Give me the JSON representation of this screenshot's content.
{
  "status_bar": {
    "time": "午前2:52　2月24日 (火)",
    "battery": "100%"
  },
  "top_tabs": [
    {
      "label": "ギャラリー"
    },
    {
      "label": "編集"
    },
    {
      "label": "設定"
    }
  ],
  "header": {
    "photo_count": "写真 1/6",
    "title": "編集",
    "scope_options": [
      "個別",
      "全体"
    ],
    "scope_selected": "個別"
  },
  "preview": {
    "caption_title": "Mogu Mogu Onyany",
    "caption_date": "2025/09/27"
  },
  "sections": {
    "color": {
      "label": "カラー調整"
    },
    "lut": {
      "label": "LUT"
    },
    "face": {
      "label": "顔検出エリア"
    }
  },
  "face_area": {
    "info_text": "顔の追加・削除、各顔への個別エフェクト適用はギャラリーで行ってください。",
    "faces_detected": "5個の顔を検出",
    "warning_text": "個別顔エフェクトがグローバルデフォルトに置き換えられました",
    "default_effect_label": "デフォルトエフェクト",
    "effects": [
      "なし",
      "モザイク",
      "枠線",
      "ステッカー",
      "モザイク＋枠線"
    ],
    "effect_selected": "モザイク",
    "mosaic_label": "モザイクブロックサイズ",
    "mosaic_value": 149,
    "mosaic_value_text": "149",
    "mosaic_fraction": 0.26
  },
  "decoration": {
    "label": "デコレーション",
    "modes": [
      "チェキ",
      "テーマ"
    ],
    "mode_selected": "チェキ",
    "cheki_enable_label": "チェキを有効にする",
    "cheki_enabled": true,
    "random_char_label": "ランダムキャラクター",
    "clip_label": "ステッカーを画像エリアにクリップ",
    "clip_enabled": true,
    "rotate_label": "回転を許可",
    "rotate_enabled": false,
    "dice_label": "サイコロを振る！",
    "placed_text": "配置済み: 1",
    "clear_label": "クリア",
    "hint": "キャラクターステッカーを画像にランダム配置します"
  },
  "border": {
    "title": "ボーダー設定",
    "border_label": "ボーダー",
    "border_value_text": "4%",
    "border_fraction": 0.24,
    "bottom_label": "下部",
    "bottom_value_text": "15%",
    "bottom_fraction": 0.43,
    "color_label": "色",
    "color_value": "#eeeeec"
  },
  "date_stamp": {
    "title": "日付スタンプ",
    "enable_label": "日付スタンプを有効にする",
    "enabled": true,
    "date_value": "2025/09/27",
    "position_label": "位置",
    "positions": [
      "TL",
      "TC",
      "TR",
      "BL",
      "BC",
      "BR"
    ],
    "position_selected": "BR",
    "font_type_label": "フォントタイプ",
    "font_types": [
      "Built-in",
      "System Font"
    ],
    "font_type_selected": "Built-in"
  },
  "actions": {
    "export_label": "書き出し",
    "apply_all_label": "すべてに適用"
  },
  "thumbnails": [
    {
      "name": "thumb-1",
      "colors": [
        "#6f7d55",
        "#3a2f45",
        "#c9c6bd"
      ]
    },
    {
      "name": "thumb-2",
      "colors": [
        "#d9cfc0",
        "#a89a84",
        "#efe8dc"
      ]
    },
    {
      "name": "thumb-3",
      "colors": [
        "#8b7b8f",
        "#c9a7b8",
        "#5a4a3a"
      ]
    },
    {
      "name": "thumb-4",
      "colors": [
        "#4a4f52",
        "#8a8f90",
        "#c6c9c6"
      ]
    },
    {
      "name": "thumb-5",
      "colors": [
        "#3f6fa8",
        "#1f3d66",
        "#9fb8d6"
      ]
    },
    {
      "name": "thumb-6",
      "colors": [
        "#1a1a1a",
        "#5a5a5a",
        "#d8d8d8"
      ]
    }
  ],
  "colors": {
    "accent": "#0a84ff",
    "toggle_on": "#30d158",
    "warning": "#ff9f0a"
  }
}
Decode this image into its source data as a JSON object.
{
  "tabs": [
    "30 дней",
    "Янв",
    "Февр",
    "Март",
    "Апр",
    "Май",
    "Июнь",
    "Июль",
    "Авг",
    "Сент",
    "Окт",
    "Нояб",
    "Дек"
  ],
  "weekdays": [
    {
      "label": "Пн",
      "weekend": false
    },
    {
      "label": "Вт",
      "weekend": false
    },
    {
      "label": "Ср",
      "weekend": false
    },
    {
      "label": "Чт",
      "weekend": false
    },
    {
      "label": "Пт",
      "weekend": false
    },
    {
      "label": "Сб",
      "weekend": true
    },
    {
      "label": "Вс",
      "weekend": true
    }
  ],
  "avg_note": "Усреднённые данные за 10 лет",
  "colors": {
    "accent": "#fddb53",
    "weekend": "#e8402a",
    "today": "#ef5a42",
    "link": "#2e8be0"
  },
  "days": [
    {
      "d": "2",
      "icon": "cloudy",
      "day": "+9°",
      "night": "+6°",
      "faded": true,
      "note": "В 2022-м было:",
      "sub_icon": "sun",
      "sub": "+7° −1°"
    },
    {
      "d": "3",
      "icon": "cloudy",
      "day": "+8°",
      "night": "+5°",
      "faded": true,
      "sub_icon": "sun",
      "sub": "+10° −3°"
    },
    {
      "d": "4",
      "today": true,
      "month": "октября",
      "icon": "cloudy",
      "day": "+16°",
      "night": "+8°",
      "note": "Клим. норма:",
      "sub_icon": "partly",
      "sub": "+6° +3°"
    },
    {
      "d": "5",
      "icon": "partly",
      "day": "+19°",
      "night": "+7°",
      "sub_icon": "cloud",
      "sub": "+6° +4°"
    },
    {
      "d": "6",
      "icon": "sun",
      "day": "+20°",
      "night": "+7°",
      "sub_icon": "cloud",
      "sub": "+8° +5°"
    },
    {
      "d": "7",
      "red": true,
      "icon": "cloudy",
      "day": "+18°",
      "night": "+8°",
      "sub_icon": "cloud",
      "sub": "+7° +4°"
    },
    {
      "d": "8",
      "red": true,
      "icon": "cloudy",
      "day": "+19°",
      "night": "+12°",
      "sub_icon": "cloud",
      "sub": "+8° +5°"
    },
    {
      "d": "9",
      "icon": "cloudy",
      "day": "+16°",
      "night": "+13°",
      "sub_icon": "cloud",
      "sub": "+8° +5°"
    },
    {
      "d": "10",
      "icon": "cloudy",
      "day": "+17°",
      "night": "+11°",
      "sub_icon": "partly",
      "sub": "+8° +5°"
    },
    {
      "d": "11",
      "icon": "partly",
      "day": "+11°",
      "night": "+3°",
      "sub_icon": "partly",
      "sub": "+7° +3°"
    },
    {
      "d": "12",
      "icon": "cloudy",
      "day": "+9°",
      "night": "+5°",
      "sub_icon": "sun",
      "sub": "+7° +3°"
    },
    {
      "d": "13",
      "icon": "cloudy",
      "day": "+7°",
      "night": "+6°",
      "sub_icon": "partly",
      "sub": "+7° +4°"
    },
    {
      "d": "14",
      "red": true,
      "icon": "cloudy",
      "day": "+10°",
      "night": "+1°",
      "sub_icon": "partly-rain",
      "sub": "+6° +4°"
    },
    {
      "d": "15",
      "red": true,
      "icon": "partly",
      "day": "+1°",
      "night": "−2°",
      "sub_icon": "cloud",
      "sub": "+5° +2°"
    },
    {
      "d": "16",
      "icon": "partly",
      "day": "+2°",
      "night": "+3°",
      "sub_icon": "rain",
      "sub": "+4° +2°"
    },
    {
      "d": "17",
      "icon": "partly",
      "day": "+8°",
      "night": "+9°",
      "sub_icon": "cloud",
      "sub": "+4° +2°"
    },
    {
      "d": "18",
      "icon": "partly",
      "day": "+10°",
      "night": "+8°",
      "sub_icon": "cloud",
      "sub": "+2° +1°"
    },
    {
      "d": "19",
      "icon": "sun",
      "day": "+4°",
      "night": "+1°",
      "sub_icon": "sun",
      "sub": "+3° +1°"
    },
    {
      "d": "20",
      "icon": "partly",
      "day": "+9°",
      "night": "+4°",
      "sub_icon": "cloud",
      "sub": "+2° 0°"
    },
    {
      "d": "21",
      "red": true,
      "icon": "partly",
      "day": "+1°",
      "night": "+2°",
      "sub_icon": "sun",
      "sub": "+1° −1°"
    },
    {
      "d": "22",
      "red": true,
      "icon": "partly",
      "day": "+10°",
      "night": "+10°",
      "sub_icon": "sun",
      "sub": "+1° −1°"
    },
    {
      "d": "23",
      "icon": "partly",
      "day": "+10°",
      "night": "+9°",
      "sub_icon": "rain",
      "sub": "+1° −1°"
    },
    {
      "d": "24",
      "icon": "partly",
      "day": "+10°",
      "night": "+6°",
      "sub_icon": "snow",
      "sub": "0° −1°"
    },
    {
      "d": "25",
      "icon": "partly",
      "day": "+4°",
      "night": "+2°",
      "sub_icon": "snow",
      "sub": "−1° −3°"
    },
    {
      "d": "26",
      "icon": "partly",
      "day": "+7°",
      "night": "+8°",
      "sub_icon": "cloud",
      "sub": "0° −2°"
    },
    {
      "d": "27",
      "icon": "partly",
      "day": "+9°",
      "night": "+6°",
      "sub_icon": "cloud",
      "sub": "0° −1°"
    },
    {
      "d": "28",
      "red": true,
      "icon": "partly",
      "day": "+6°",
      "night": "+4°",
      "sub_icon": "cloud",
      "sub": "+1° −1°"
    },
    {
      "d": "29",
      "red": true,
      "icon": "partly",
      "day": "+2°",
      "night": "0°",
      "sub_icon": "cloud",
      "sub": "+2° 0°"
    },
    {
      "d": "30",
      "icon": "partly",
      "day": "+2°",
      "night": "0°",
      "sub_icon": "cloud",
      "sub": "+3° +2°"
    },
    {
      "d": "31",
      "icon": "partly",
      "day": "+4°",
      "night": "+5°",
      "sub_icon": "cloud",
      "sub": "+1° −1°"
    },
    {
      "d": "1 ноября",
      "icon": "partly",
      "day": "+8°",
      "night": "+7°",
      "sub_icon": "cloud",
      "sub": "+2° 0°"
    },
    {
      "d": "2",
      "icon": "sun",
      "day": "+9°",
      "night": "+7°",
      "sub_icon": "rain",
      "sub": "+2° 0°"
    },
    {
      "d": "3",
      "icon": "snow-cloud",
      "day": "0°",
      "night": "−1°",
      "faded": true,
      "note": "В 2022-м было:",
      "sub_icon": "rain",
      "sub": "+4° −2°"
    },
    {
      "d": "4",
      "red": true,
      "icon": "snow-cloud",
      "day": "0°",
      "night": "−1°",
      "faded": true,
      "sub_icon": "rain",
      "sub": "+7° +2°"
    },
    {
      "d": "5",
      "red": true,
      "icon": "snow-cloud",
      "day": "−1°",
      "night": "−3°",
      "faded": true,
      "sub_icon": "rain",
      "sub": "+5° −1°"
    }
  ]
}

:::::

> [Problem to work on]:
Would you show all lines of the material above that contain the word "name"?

> [Exercise answer]:
      "name": "thumb-1",
      "name": "thumb-2",
      "name": "thumb-3",
      "name": "thumb-4",
      "name": "thumb-5",
      "name": "thumb-6",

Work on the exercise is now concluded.